At independence, Nigeria adopted the Westminster system copied from her erstwhile colonial master, Britain. In January 1966, the military overthrew the democratic government and took over the reign of power, paving way for an interregnum of twenty nine years. In 1999 civil rule was restored and Nigeria adopted the presidential system of government taking after the United States of America, with a bicameral legislature, National Assembly comprising of a 109-member Senate and 360-member House of Representatives. There are houses of assembly at the state level, one in each of the 36 states in the country. Nigeria has been a multiparty republic since 1999, after decades of military rule, and has experienced democratic governance since 1999. In 2015, Nigeria experienced its first electoral transfer of power between parties with the election of the incumbent President Muhammadu Buhari. Muhammadu Buhari won re-election in 2019, and the country is preparing for its next election in 2023. Nigeria’s return to democratic rule has been marked by developments such as the implementation of reforms to address perceived economic problems and corruption.

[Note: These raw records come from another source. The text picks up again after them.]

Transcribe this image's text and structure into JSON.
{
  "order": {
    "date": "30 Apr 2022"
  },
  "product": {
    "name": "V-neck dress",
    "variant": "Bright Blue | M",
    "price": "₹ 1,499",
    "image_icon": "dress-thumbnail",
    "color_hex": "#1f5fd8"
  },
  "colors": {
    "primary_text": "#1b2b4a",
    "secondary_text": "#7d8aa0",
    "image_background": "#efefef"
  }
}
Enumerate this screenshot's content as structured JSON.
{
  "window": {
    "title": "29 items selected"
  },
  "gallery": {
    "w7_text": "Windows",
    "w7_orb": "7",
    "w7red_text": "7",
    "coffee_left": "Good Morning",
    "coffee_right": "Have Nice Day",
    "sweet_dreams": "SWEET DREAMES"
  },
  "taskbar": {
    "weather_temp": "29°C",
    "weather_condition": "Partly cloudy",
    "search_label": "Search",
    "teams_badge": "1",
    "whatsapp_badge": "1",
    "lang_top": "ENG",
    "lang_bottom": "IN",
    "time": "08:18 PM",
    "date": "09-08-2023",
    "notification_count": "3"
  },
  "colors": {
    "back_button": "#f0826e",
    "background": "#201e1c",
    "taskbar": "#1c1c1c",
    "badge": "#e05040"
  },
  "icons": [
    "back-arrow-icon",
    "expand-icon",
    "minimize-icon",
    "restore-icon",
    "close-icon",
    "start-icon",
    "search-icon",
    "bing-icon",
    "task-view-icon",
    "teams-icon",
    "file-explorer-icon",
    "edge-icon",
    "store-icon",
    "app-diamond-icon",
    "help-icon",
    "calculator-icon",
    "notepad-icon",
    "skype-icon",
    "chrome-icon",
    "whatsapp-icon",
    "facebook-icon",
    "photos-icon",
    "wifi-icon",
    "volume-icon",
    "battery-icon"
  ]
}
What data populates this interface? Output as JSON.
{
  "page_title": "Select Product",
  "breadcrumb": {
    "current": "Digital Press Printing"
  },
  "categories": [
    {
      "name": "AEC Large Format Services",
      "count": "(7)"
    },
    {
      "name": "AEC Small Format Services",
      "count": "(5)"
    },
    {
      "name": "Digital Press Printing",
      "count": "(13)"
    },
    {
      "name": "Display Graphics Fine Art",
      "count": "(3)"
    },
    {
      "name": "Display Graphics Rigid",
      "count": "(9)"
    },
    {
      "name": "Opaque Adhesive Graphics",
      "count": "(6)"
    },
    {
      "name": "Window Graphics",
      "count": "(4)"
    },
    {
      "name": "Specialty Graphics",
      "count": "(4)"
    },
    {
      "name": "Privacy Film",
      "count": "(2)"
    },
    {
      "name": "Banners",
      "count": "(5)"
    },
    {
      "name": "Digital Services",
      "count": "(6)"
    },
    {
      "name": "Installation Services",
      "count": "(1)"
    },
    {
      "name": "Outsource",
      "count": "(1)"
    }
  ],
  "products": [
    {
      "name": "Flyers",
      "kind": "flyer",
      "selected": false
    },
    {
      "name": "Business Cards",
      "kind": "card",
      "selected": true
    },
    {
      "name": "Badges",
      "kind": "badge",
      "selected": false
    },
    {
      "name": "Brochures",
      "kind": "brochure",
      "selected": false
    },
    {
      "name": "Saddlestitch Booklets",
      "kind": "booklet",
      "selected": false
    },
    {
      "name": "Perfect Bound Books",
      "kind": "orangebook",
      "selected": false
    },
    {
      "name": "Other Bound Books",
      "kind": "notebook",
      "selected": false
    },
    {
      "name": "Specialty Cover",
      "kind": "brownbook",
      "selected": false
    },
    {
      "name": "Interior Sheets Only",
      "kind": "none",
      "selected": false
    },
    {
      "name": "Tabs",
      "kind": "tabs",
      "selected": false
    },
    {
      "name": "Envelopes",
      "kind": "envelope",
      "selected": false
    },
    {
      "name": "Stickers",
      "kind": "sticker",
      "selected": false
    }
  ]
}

For the sustenance of a functional democracy, Nigeria strictly adheres to the principles of Separation of Powers. While this is not always absolute in our ever-evolving democracy, the general ideology is respected. Accordingly, the Legislative branch is responsible for enacting the laws of the State and appropriating necessary funds to fund the Government. The Executive branch headed by the President, is responsible for implementing and administering the public policy enacted and funded by the money appropriated by the legislative branch. The Judicial branch is responsible for interpreting the constitution and laws and applying their interpretations to controversies brought before it. The same system is replicated at the lower tiers of government in the 36 States of the Federal Republic of Nigeria.
The Executive arm of government is made up of the President, Vice President, cabinet ministers, other officials of the federal executive council, and civil servants. At the state level we have the Governor, Deputy Governor, commissioners and other officials of the state executive council, as well as state civil servants. Similarly at the local government level there are chairmen, their deputies and councilors who form the executive council at this lowest tier of government. The President and Governors, their deputies, members of the legislative arms of government at all levels are elected, as prescribed by the constitution. They hold their respective offices for a period of four years that are renewable for a second term through the next election.